Biogas stoves reduce firewood use, household air pollution, and hospital visits in Odisha, India

Citation

Lewis, J., Hollingsworth, J., Chartier, R. T., Cooper, E., Foster, W. M., Gomes, G. L., ... Pattanayak, S. K. (2016). Biogas stoves reduce firewood use, household air pollution, and hospital visits in Odisha, India. Environmental Science and Technology. DOI: 10.1021/acs.est.6b02466

Abstract

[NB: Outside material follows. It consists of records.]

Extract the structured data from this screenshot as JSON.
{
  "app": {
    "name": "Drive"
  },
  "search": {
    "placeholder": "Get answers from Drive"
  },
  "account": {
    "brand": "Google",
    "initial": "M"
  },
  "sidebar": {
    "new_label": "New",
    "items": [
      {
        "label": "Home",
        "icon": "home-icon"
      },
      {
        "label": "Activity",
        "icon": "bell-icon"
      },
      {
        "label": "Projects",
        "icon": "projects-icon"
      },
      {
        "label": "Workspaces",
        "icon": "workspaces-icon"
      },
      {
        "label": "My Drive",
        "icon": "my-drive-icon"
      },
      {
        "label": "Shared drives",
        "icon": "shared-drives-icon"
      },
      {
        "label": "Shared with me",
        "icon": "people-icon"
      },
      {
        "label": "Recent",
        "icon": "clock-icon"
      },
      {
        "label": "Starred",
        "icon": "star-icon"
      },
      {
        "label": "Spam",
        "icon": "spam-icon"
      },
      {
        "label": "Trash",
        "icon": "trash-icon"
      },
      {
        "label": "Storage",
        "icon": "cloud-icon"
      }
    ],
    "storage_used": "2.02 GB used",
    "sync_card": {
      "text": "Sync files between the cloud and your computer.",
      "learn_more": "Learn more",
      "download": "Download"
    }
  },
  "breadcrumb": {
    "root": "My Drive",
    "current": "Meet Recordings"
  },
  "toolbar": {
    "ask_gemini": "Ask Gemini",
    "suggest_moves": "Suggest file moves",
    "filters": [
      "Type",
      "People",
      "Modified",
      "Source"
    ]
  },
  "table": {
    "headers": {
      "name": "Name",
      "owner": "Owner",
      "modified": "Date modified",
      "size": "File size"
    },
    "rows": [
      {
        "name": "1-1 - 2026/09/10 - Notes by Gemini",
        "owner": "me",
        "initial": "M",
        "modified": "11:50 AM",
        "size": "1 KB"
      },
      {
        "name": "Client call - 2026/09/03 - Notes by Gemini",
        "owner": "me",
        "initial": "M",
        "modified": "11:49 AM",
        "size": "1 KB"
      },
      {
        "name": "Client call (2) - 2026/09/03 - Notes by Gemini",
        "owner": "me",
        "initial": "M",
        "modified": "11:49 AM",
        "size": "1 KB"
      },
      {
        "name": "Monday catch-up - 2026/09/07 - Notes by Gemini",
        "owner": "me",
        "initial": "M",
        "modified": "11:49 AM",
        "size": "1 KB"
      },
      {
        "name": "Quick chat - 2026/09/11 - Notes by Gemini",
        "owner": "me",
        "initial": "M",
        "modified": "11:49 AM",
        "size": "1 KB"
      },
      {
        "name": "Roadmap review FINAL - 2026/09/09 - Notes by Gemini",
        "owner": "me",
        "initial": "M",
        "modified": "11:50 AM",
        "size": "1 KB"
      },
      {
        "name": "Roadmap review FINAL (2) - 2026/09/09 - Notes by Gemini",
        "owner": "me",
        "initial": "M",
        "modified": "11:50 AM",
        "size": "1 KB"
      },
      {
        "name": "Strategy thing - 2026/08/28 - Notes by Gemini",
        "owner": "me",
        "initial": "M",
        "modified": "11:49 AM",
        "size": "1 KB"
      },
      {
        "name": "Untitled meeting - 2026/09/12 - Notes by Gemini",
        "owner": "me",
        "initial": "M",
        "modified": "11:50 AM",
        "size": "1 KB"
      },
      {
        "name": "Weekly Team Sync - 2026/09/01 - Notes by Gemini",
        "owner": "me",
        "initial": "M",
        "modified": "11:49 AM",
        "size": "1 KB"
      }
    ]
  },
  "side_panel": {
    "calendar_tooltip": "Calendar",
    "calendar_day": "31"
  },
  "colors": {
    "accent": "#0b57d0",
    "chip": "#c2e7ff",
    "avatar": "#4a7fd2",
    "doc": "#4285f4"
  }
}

Traditional cooking using biomass is associated with ill health, local environmental degradation, and regional climate change. Clean stoves (liquefied petroleum gas (LPG), biogas, electric) are heralded as a solution, but few studies have demonstrated their environmental health benefits cial impacts in field settings on environmental health endpoints. We analyzed the impact of mainly biogas (as well as electric and LPG) stove use on social, environmental, and health outcomes in two districts in Odisha, India, where the Indian government has promoted household subsidized biogas plant construction. We established a cross-sectional observational cohort of 105 households that use either traditional mud stoves or improved cookstoves (ICS). Our multidisciplinary team conducted surveys, environmental air sampling, fuel weighing and health measurements. We examined associations between traditional or improved stove use and primary outcomes, stratifying households by proximity to major industrial plants. ICS use was associated with 91% reduced use of firewood (p<0.01), substantial time savings for primary cooks, a 72% reduction in PM2.5, a 78% reduction in PAH levels, and significant reductions in water soluble organic carbon and nitrogen (p<0.01) in household air samples. ICS use was associated with reduced time in the hospital with acute respiratory infection and reduced diastolic blood pressure, but not with other health measurements. We find many significant gains from promoting rural biogas stoves in a context where traditional stove use persists, although pollution levels in ICS households still remained above WHO guidelines